When the church was built five years ago, the Stations were brought from the old church in the town as a symbol of continuity. The silver-plated bronze castings, probably of French or Spanish origin, mounted on wooden crosses, are held in great affection by many in the parish community: no-one seems certain, but some think that the late Fr Robert McCormick ' better known as Father Mac ' made the wooden crosses himself during his time as parish priest.
Now hanging in a much bigger church, parishioner Richard Poole thought the Stations should have more prominence. "They were looking a bit tired, and really needed enhancing," he said. "I realised how beautiful they would look if they could incorporate the same stone used to make the altar."

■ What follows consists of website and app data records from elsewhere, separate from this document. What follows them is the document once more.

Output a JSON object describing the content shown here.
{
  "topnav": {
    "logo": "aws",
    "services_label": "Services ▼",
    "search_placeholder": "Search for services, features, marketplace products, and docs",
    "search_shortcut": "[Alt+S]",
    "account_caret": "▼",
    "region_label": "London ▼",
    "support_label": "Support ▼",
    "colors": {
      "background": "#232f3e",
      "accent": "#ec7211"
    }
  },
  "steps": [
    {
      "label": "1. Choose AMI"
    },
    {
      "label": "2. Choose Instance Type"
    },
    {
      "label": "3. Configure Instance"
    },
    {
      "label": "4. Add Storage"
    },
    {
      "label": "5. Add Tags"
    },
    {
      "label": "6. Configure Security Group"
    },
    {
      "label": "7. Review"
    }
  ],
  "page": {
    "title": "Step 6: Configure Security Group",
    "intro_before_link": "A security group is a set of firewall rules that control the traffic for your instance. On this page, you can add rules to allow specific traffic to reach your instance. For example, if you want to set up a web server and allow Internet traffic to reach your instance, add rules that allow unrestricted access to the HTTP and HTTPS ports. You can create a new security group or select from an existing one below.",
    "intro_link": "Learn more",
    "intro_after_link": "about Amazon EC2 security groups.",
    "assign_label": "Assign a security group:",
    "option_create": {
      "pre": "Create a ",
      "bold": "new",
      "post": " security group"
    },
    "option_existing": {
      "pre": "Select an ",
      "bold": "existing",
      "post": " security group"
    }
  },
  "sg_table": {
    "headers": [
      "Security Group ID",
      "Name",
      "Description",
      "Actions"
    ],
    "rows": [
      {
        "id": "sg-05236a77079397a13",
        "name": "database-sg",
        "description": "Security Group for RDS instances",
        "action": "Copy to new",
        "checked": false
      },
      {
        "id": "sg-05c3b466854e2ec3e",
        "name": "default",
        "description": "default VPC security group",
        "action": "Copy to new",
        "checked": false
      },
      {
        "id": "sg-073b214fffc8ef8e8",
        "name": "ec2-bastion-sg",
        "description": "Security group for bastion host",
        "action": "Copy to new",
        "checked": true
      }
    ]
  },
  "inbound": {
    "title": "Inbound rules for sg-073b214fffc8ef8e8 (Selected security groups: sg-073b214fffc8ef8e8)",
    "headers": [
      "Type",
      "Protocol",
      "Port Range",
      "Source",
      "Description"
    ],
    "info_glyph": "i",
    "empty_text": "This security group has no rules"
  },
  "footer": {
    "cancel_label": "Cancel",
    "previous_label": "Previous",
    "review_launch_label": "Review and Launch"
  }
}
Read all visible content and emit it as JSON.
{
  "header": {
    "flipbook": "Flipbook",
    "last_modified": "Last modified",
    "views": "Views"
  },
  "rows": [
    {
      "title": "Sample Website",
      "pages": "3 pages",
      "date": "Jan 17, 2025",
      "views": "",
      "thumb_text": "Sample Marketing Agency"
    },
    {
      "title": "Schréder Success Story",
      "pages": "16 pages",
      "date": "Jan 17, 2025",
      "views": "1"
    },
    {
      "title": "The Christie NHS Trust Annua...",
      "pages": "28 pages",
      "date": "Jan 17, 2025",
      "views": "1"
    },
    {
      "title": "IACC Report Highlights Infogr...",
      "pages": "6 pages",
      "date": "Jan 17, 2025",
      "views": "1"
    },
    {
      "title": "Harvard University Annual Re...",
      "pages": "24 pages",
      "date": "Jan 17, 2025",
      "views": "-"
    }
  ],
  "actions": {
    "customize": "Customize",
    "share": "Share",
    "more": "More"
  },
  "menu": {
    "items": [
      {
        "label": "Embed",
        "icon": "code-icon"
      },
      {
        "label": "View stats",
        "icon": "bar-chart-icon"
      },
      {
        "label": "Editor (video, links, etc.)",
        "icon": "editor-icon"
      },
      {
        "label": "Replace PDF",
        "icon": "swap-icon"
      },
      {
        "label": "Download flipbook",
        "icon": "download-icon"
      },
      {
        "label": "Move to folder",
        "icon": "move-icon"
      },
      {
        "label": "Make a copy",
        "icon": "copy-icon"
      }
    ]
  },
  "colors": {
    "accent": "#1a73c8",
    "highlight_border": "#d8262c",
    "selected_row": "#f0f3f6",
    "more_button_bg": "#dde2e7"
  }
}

Richard, a retired creative director, showed some drawings to parish priest, Fr David Bagstaff. Given the go-ahead, he set about finding local craftspeople to carry out the restoration and new stonework. Peter Hall, a metal finisher from Finningham, restored the bronze castings and applied new silver plate; Peter Dunsmore, who designed and built all the oak seating in the church, made new crosses ' the old ones having disintegrated, and Paul Blake, master stonemason at Watton-based H Brett and Son, made the new stone crosses on which the wooden ones are mounted.
Fr David is delighted with the result: "The restored and enhanced depictions of Jesus’s journey to Calvary, leading to the great promise and hope of Easter, are beautiful and contemporary to our church building. They should be a great aid to our prayer, which embraces both word and the visual. We will be praying the Stations of the Cross each week during Lent, at varying times to enable as many people as possible to take part."
Pictured top is master stonemason Paul Blake with the Stations ready to be hung on the walls of the church and, above,Fr David with parishioner Richard Poole in St Henry Morse, Diss.